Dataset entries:
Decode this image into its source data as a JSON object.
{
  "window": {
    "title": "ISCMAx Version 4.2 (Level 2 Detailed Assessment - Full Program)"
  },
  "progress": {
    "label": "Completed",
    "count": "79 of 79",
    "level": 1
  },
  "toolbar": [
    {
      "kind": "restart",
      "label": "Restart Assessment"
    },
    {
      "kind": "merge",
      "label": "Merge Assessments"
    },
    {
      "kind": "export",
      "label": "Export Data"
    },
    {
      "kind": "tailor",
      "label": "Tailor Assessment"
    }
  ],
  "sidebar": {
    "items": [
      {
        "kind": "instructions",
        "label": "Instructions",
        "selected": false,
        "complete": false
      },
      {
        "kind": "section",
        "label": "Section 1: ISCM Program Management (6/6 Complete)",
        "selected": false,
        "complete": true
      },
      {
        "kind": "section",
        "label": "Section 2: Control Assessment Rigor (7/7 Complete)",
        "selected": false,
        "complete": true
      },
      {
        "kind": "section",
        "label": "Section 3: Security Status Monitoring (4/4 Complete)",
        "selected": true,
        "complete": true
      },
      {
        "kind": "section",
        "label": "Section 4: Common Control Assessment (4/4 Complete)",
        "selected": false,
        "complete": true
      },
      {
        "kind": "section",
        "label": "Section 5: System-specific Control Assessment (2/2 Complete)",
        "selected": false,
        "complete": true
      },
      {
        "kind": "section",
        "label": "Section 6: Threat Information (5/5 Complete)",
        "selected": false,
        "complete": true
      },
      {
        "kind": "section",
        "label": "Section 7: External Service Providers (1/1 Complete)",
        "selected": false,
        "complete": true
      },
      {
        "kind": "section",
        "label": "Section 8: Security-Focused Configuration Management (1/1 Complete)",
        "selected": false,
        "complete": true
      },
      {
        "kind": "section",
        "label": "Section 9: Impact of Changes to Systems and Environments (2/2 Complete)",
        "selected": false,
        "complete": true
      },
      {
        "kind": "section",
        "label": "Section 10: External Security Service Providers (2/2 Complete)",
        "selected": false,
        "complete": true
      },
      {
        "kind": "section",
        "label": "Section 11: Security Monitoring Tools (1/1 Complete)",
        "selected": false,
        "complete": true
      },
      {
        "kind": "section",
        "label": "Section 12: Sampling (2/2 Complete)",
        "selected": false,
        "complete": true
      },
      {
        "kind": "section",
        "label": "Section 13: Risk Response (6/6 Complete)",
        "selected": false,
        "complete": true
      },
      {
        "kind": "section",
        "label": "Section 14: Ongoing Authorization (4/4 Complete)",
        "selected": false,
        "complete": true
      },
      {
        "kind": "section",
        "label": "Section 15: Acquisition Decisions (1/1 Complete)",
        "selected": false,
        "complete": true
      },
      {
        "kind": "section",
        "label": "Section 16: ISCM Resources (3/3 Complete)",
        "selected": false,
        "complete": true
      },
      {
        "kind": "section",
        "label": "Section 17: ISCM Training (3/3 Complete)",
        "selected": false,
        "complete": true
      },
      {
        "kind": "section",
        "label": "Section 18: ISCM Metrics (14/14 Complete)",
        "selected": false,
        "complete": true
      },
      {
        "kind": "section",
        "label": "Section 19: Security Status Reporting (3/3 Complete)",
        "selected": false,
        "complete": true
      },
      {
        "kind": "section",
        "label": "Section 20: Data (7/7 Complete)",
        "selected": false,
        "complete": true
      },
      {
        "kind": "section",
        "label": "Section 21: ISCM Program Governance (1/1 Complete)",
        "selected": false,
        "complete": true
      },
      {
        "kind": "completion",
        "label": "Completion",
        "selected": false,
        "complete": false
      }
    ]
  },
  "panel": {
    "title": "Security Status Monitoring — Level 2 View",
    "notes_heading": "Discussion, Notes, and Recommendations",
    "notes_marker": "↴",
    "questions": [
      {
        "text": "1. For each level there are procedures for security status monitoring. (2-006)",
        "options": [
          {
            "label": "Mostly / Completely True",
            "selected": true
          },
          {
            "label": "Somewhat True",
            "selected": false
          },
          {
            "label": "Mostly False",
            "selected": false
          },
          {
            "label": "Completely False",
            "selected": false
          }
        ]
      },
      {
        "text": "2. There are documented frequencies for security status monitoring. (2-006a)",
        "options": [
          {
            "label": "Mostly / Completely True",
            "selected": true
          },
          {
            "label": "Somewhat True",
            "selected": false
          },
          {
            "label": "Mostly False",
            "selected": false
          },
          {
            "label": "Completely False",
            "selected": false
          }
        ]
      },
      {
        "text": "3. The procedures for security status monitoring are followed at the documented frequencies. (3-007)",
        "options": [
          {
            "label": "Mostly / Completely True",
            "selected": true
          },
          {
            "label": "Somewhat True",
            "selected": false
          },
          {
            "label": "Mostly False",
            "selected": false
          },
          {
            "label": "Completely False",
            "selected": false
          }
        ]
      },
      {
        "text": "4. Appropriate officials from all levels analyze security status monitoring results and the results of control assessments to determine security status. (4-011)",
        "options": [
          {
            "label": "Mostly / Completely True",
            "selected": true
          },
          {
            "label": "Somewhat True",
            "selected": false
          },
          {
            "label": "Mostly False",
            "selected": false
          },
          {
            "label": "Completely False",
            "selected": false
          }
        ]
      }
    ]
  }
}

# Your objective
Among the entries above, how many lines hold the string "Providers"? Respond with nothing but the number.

# Task solution
2